In the business world, we hear a lot about technology and disruption, and their many challenges. But we’re also starting to hear more about pitfalls related to the human side of business…gaps in the “soft skills” that are equally critical to successful people and companies. Although many of these skills gaps are nothing new, they are more relevant than ever, and in some cases have been made worse by disruption. Without core professional skills like communication, initiative, leadership, and etiquette, no team can be truly great and no professional can be truly successful. You probably deal with the consequences of “soft skill” deficits every day: communication breakdown, misunderstanding, conflict, and damaged morale – just to name a few.
On May 14, 2013, PMP, Chris Knotts took a look at some of the most common “people problems” in the mainstream business world, and how we can start dealing with them. In this free one hour seminar he explained that these are productivity killers, and the root causes are broad. There are rising cross-generational differences, a growing lack of interpersonal skills, differences in personality and culture, and erosion in consensus about what constitutes professional behavior. The good news is that there are teachable skills to address these challenges, and accessible techniques to overcome them.
Chris covered multiple topics including
- How to communicate effectively
- Overcoming generational and cultural barriers
- Leveraging emotional intelligence in the business environment
- Encouraging self-awareness while building a team mentality
- Keeping action and culture tied to productivity
Although these needs aren’t new in the business world, even seasoned veterans are beginning to see the need for a “reloaded” approach to developing these skills. Chris gave a high-level conversation about how to navigate these soft skills as we face continuing changes in business landscapes and a rising new generation of professionals.

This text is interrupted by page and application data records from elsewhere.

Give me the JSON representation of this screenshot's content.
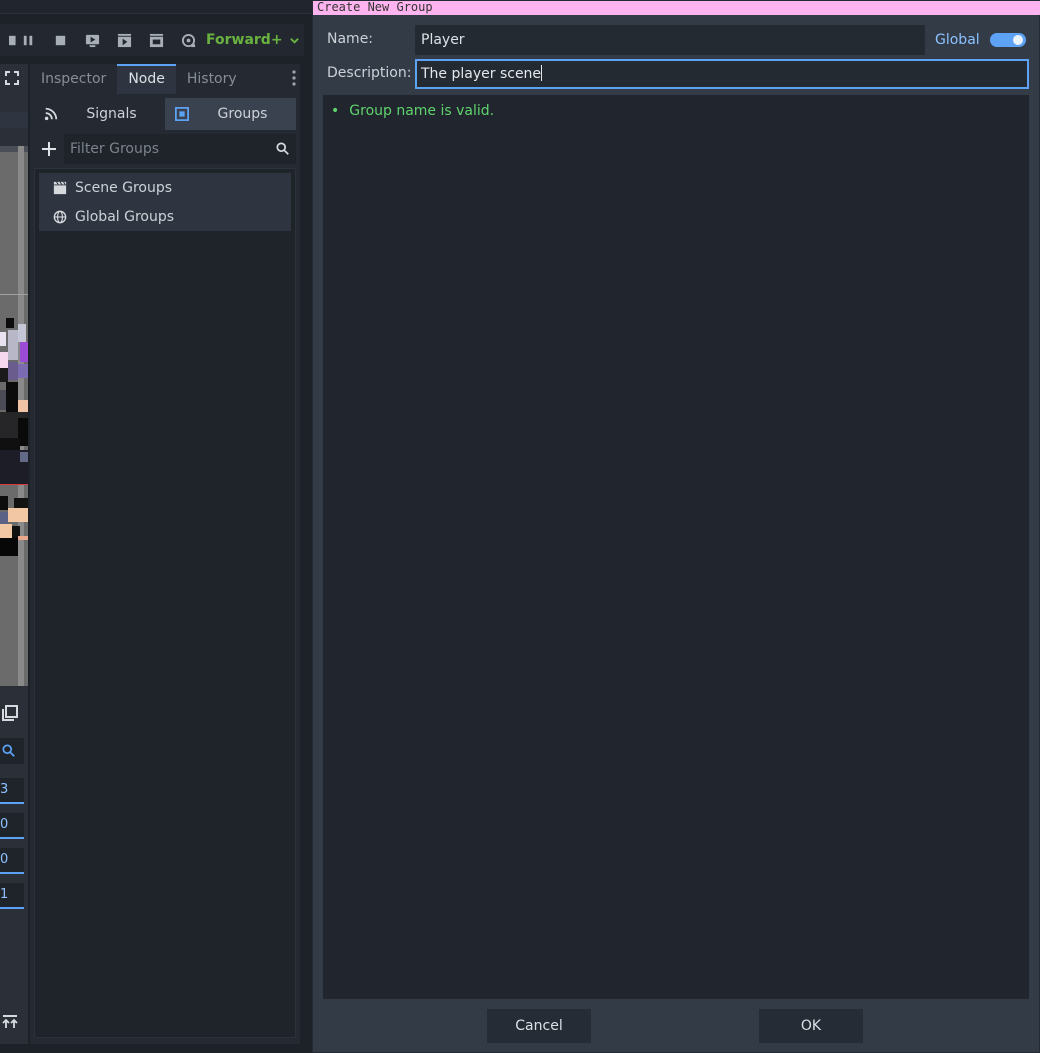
{
  "renderer": {
    "label": "Forward+"
  },
  "dock": {
    "tabs": [
      "Inspector",
      "Node",
      "History"
    ],
    "subtabs": {
      "signals": "Signals",
      "groups": "Groups"
    },
    "filter_placeholder": "Filter Groups",
    "groups": {
      "scene": "Scene Groups",
      "global": "Global Groups"
    }
  },
  "viewport": {
    "fields": [
      "3",
      "0",
      "0",
      "1"
    ]
  },
  "dialog": {
    "title": "Create New Group",
    "name_label": "Name:",
    "name_value": "Player",
    "global_label": "Global",
    "global_on": true,
    "description_label": "Description:",
    "description_value": "The player scene",
    "bullet": "•",
    "message": "Group name is valid.",
    "cancel": "Cancel",
    "ok": "OK"
  },
  "colors": {
    "accent": "#5ea2f5",
    "valid": "#5fd36c",
    "renderer": "#69b23f",
    "title_bar": "#ffb3ef"
  }
}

“What about the old adage ‘Communication breaks down 50% when separated by distance greater than 100 feet?’”
In terms of the obvious, the first and literal answer would be that just in a physical sense, let’s say you have two human beings standing out in an open field, communicating through speech. 100 feet is about the right amount of distance for two people shouting at each other to start having difficulty understanding each other.
But secondly, there’s the more meaningful way to look at this question. What does distance really mean to communication? To answer this question, the first thing you have to look at is the fact that when we communicate, the meaning of our words is transmitted in a number of ways. In other words, when we speak to someone we don’t simply use words. We use facial expressions, body language, and inflection of voice. Today, it is well-understood that these aspects of spoken language carry huge portions of the meaning and intention behind our words. In fact, it has been well-established that the words themselves only carry as little as 7-10% of the real intention behind a message.

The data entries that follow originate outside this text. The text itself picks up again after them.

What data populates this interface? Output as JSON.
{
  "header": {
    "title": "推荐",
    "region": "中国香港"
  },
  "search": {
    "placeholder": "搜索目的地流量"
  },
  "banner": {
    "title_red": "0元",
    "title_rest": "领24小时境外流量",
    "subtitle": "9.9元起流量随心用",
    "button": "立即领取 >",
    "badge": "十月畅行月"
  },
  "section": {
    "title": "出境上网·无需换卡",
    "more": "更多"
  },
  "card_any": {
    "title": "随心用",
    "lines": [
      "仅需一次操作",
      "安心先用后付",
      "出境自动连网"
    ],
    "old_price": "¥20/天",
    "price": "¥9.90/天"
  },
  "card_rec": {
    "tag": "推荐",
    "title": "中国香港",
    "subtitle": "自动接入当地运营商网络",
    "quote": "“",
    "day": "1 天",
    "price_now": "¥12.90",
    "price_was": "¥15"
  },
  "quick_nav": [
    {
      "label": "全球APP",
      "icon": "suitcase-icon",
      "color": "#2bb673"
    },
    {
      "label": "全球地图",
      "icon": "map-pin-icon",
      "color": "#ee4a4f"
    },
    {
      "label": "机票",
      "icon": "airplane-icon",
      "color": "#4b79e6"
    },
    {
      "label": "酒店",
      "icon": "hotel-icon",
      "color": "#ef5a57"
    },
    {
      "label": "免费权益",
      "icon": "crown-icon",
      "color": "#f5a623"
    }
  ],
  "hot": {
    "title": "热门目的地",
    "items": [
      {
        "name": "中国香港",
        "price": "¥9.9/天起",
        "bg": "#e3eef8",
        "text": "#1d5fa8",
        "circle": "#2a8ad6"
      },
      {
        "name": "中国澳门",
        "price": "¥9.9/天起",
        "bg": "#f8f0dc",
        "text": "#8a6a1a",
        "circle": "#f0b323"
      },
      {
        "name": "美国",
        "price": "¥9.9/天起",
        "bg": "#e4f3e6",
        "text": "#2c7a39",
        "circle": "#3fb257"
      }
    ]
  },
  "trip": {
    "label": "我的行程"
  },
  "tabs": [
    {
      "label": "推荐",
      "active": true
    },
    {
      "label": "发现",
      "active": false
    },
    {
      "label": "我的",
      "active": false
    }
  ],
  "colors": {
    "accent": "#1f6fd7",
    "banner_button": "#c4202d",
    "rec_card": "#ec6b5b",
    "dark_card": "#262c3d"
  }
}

That means that the moment you’re not in the same room, communicating face to face, you’ve taken a hit in how effectively you can transmit your idea. But obviously, we face these situations all the time, since everybody knows you can’t rally round to the conference room and have a meeting every single time you need to communicate.
So, what to do? Let’s take a page from the world of project management. Project managers are taught that a crude ranking of meaning transmitted by different aspects of face-to-face interaction breaks down like this (see the work of Albert Mehrabian):
- Words: 7%
- Tone of voice/inflection: 38%
- Body language: 55%
- All three work together and rely on each other (separation, and/or emotional content will result in the intention and the message being incongruous to some degree).
To learn more about mastering the framework of successful project management or to learn to manage communication, planning, budgets and more, check out our 2 day course The Fundamentals of Project Management. This course stresses the role of all project documentation as part of a communications strategy that proves all stakeholders with the information they need.